Abstract: The Ever Elusive Etruscan Egg
Representations of the egg in various media are certainly not lacking in Etruscan art. On bronze mirrors we frequently find large eggs referring to the birth of Helen. Rich orientalizing tombs of the seventh century BC often contained imported ostrich eggs, highly prized luxury items indeed. The well-known Tragliatella vase, according to some scholars, curiously displays a couple holding eggs. At Tarquinia, the painted tombs frequently depict an egg being passed from one banqueter or reveler to another, or held out for display. Even one Caeretan brazier found in the archaic Tomba Maroi III at Caere contained eggs, which we can imagine were placed on the burning coals in the brazier during the funeral banquet. Scholars have suggested that the Etruscan egg was full of symbolic meaning.

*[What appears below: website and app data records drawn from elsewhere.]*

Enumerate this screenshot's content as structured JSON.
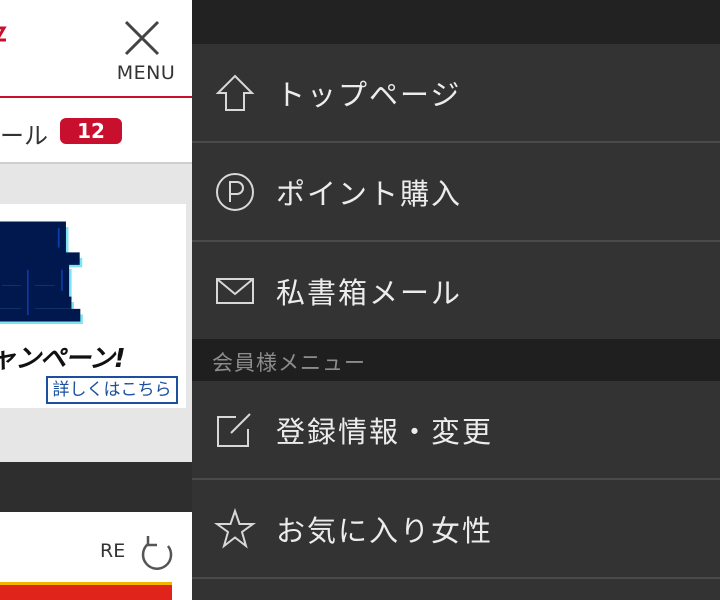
{
  "header": {
    "menu_label": "MENU"
  },
  "mail_row": {
    "label": "ール",
    "badge_count": "12"
  },
  "banner": {
    "big_char": "量",
    "subtitle": "ャンペーン!",
    "link_label": "詳しくはこちら"
  },
  "refresh": {
    "label": "RE"
  },
  "side_menu": {
    "items": [
      {
        "label": "トップページ",
        "icon": "home-icon"
      },
      {
        "label": "ポイント購入",
        "icon": "point-icon"
      },
      {
        "label": "私書箱メール",
        "icon": "mail-icon"
      }
    ],
    "section_label": "会員様メニュー",
    "member_items": [
      {
        "label": "登録情報・変更",
        "icon": "edit-icon"
      },
      {
        "label": "お気に入り女性",
        "icon": "star-icon"
      }
    ]
  },
  "colors": {
    "brand_red": "#c8102e",
    "menu_bg": "#333333",
    "menu_text": "#ececec"
  }
}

But what does this all mean? What exactly did the egg symbolize and how did it function in the rich realm of Etruscan funerary ritual?